Caring for the stranger at our gates
In its desire to take the gospel of God’s love to refugees, immigrants, asylum seekers, and other vulnerable foreign-born populations within its territory, in 2009 the North American Division (NAD) launched Adventist Refugee and Immigrant Ministries (ARIM). This rapidly growing ministry is part of the division’s Multilingual Ministries Department. ARIM’s mission is to coordinate, facilitate, and expand Adventist ministries to the 3 million refugees and other least-reached and least-established language groups in the NAD. To do this, ARIM focuses primarily on (1) church planting, (2) awareness and empowerment, (3) community engagement through volunteers, (4) resource development, and (5) Adventist education.
This ministry has now grown to 156 congregations among 17 refugee language groups across the division. With increased awareness of refugees and our opportunity to reach them with the love of Jesus, many local churches, Adventist Community Services centers, conferences, union conferences, and ministries at every level of the church have taken creative steps to reach out to refugees. In connecting with Muslim refugees, ARIM collaborates closely with NAD Adventist Muslim Relations, led by Gabriela Phillips.
“Families who seek refuge from war-torn countries—whatever their religion or country of birth—are children of God created in His image. They are our brothers and sisters, and we must provide them refuge,” says NAD president Daniel R. Jackson. “As a church, we should welcome them within the North American Division and provide them with the care, respect, and help they need.”

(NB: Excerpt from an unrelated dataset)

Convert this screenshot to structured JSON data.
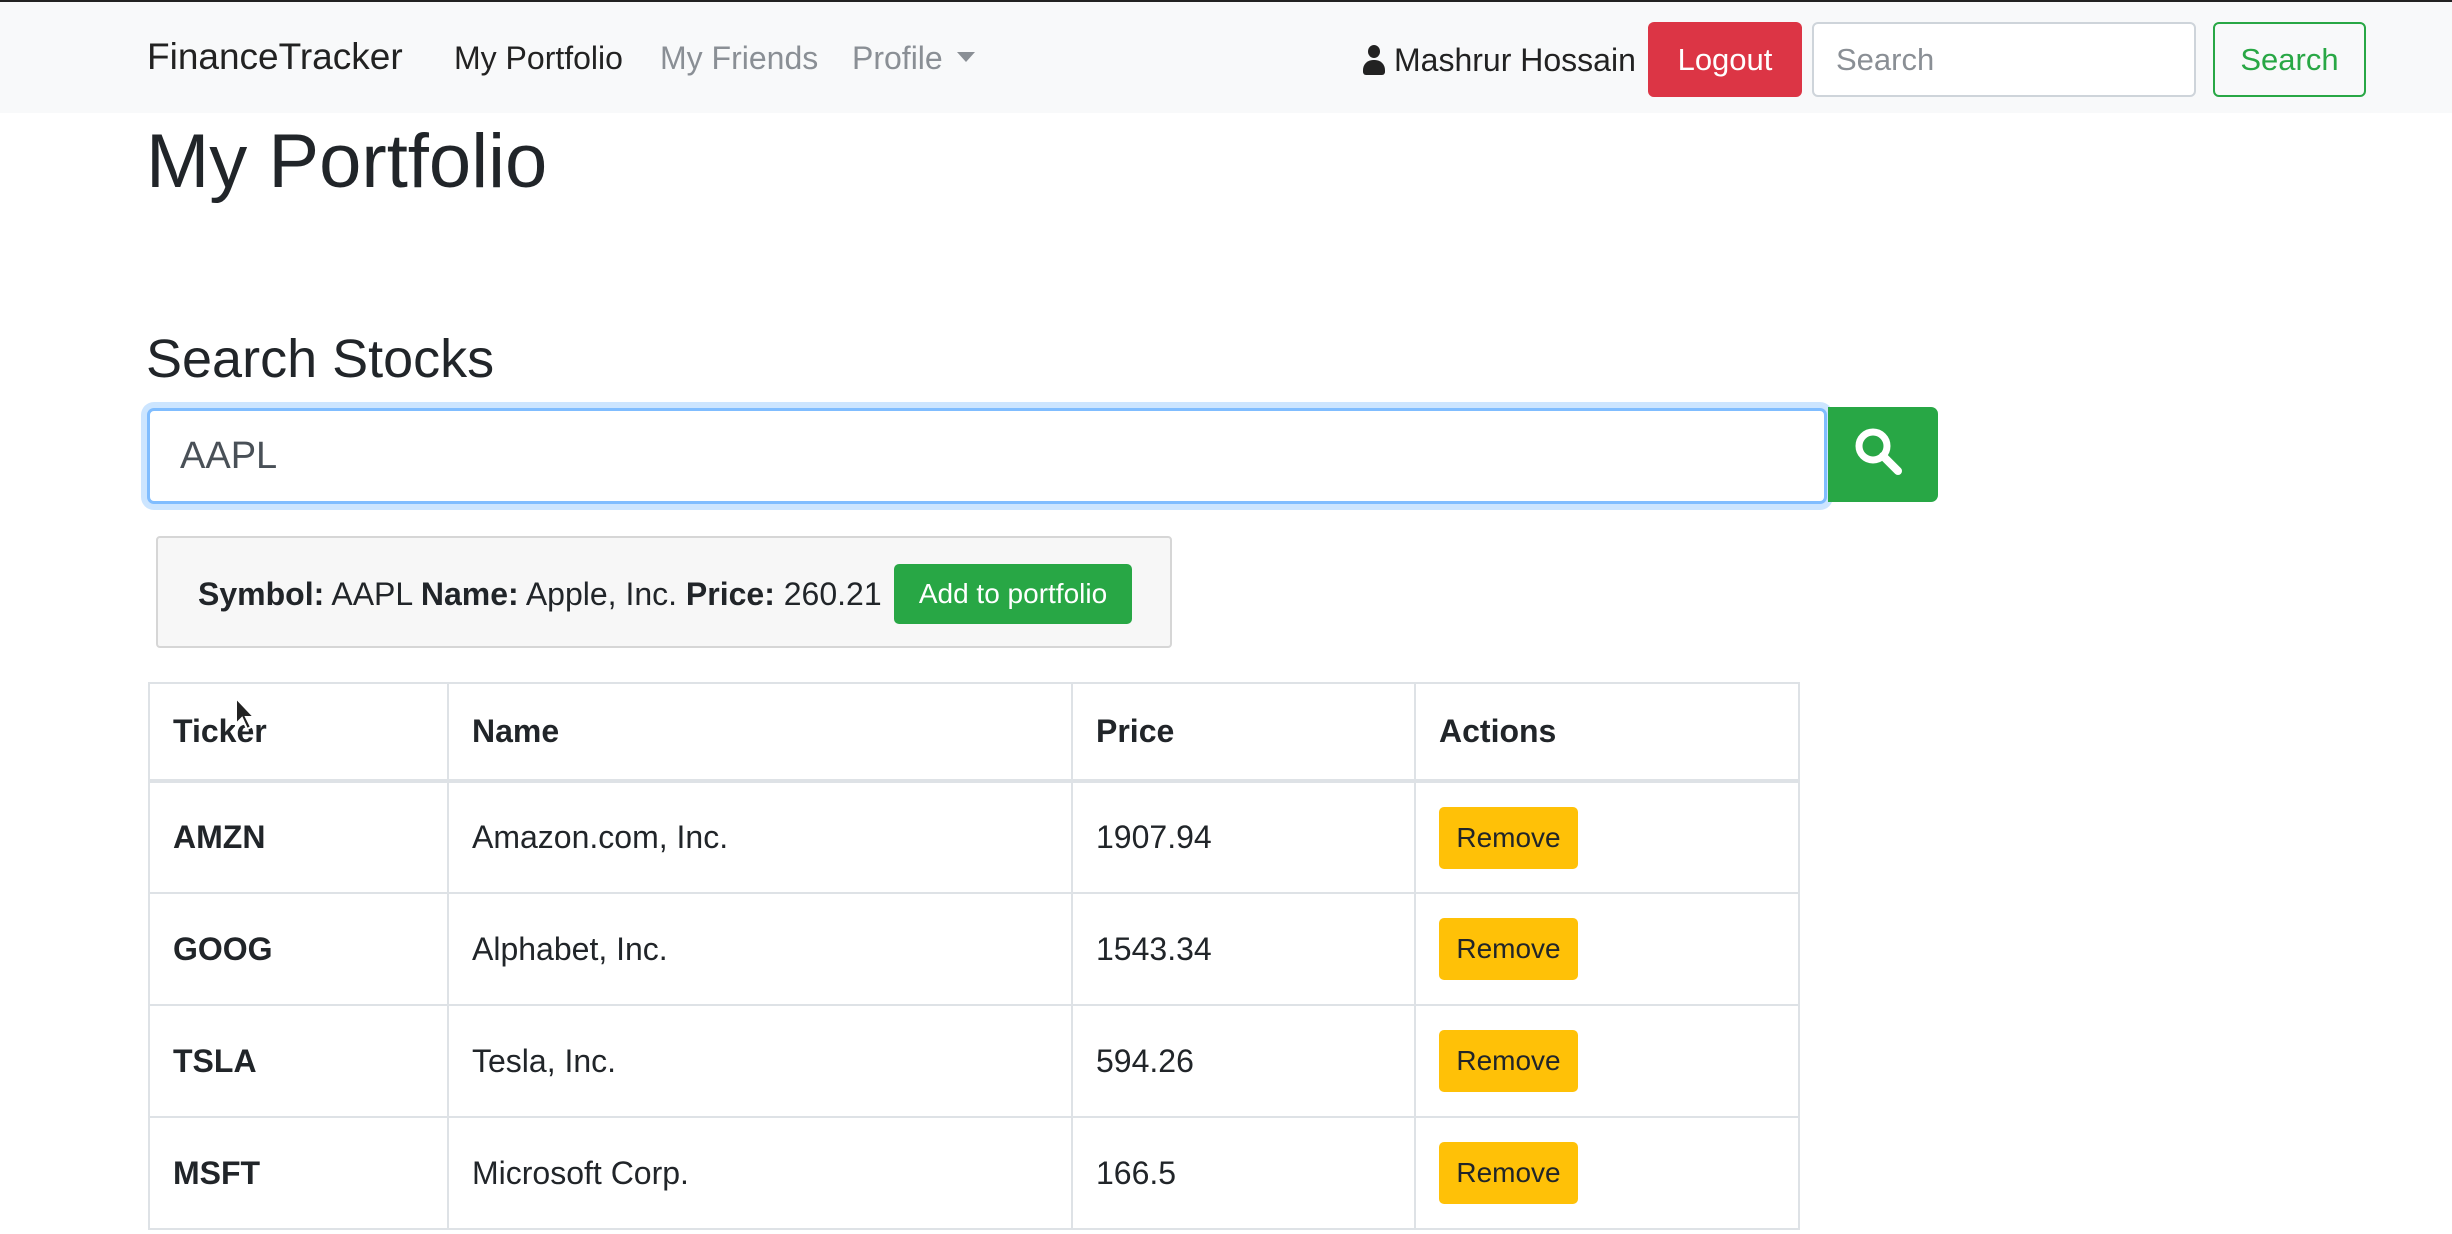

Volunteers across the NAD have stepped out of their comfort zones and reached out to refugees fleeing conflict and persecution in their home countries, and have been blessed by the friendships formed. Hundreds of refugee children have been assisted in obtaining an Adventist education, and hundreds more need this transformational opportunity.
ARIM’s key personnel are its church-planting consultants, who are native speakers of refugee languages. These consultants find displaced members who have come as refugees to North America and organize them into church plants, where they can be nurtured and serve the community. Consultants also develop resources, create networks, and plan events that train and empower the leaders and pastors of these congregations and connect them with others of like faith and languages across the division for mutual encouragement, fellowship, and training.

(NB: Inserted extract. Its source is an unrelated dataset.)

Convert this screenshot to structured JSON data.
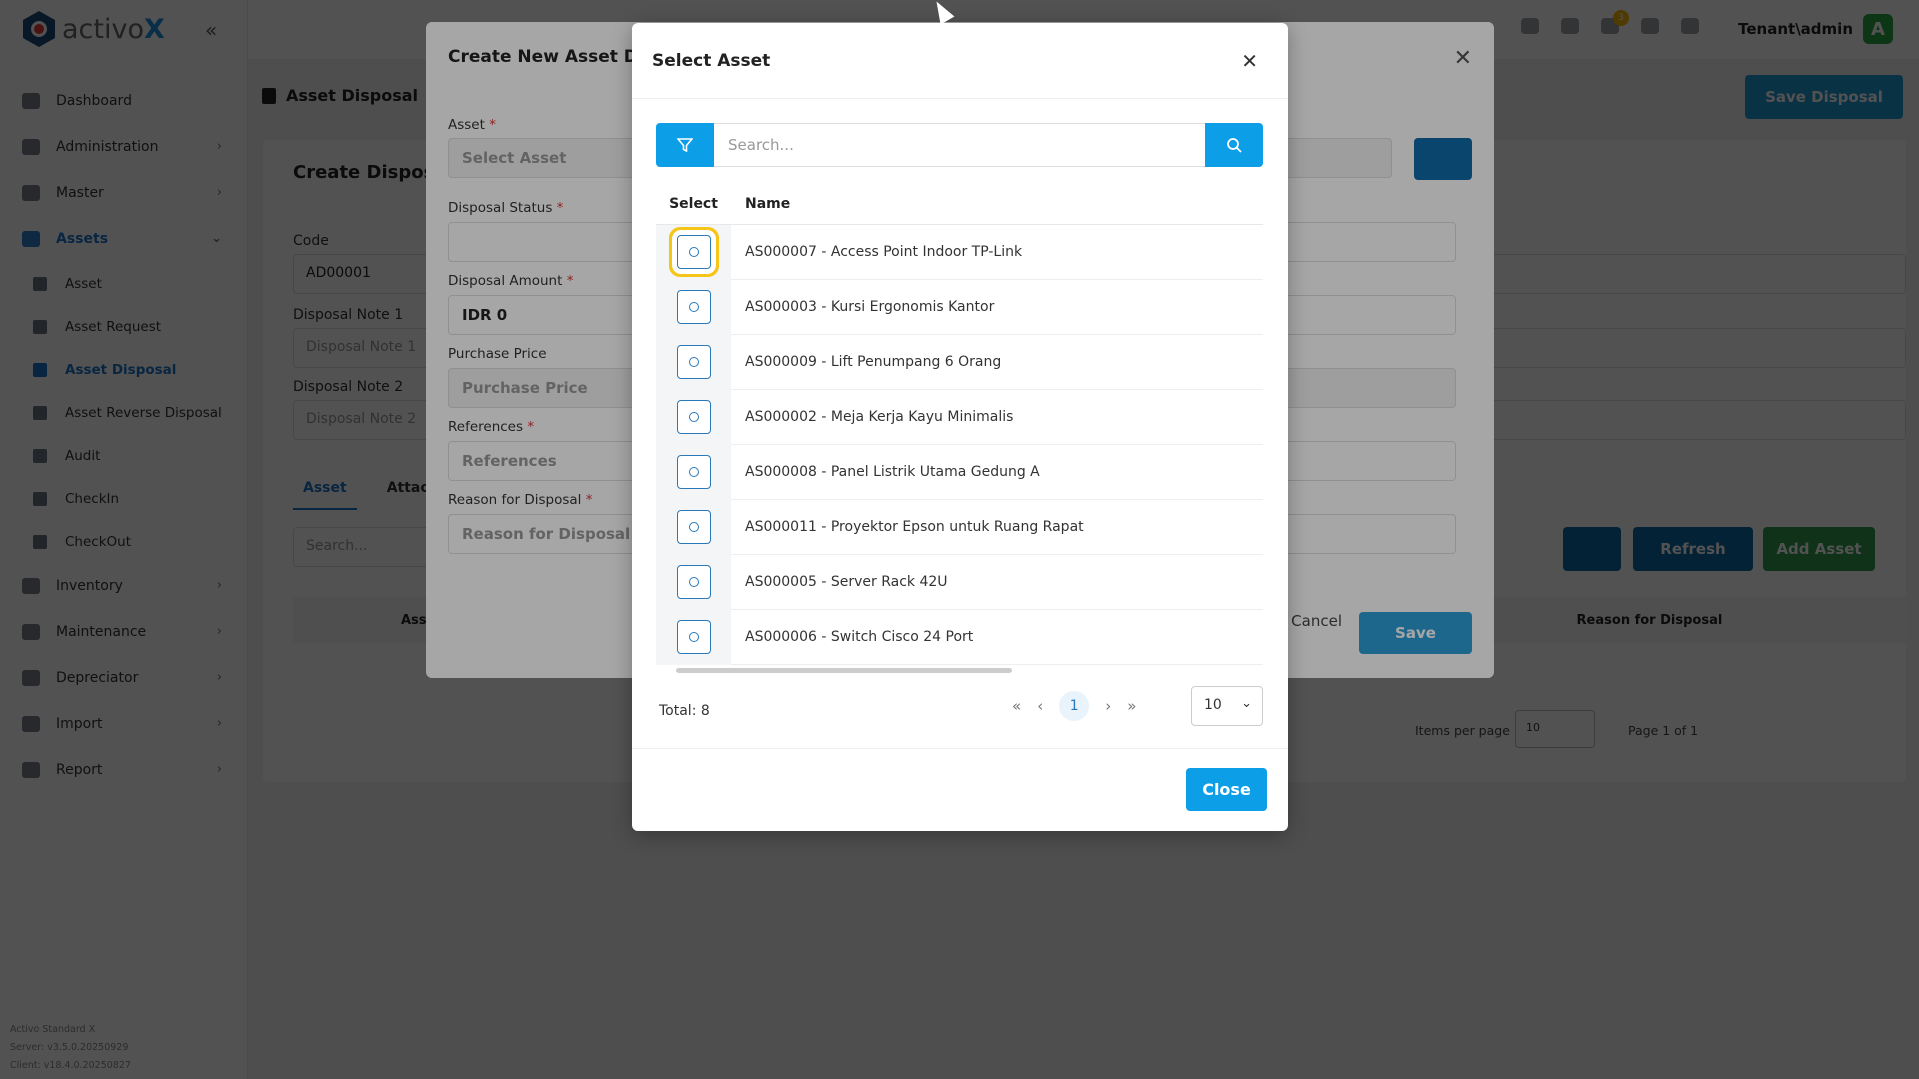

To learn more, visit www.refugeeministries.org or facebook.com/RefugeeImmigrantMinistries.